Please say how many lines in the records below contain the word "vulytsia", giving the number alone.

=-=-=-=-=

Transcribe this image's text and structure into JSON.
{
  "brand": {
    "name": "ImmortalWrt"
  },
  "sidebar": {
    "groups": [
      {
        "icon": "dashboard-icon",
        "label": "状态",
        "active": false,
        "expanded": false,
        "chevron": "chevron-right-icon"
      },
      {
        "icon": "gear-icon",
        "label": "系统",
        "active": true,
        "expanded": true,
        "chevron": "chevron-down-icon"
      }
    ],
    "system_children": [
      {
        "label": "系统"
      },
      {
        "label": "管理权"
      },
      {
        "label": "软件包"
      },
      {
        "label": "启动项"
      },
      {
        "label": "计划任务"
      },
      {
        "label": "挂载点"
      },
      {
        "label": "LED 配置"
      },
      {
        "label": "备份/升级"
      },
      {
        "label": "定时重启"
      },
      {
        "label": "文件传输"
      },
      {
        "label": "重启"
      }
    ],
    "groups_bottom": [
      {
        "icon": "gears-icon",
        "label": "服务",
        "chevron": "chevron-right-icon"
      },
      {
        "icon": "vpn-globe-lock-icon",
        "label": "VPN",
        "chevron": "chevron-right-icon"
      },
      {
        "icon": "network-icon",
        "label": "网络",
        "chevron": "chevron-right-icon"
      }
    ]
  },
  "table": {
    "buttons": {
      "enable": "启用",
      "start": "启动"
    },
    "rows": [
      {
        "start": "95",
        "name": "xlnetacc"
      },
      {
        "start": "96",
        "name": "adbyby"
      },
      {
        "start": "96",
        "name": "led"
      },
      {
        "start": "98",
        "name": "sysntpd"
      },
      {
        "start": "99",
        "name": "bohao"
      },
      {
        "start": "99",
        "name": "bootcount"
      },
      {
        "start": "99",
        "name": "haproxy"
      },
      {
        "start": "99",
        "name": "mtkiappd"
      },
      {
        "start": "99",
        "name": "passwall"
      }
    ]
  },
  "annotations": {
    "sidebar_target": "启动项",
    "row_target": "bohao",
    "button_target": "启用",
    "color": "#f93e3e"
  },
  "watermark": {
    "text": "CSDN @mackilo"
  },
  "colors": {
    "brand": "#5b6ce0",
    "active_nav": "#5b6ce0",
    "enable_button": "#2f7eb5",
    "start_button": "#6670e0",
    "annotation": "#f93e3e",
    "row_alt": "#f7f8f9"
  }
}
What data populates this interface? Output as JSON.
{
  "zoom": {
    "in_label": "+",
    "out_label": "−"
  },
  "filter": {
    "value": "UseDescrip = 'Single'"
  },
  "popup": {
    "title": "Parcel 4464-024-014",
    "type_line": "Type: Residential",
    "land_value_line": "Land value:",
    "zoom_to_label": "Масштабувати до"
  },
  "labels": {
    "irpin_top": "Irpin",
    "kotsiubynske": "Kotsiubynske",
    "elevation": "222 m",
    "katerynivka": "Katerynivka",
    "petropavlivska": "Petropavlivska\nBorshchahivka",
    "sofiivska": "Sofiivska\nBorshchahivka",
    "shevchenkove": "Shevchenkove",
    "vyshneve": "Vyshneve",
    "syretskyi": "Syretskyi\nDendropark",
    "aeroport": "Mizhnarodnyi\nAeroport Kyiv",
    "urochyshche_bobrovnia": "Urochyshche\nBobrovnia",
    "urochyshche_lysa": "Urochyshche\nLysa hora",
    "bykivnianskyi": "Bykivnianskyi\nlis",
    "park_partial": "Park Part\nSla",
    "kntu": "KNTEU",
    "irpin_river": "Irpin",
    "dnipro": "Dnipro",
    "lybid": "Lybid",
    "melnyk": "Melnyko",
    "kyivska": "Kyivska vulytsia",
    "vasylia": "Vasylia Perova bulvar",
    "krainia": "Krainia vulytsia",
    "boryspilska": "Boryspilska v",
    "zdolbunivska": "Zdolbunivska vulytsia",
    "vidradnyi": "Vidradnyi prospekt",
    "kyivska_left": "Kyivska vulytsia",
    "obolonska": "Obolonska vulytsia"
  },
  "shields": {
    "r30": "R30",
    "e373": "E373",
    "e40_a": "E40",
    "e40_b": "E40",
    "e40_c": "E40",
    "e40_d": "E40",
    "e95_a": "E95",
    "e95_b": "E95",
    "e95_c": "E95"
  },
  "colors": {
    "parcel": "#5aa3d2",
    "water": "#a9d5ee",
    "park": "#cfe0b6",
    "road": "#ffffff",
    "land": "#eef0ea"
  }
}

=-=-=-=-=

### EXERCISE RESPONSE
5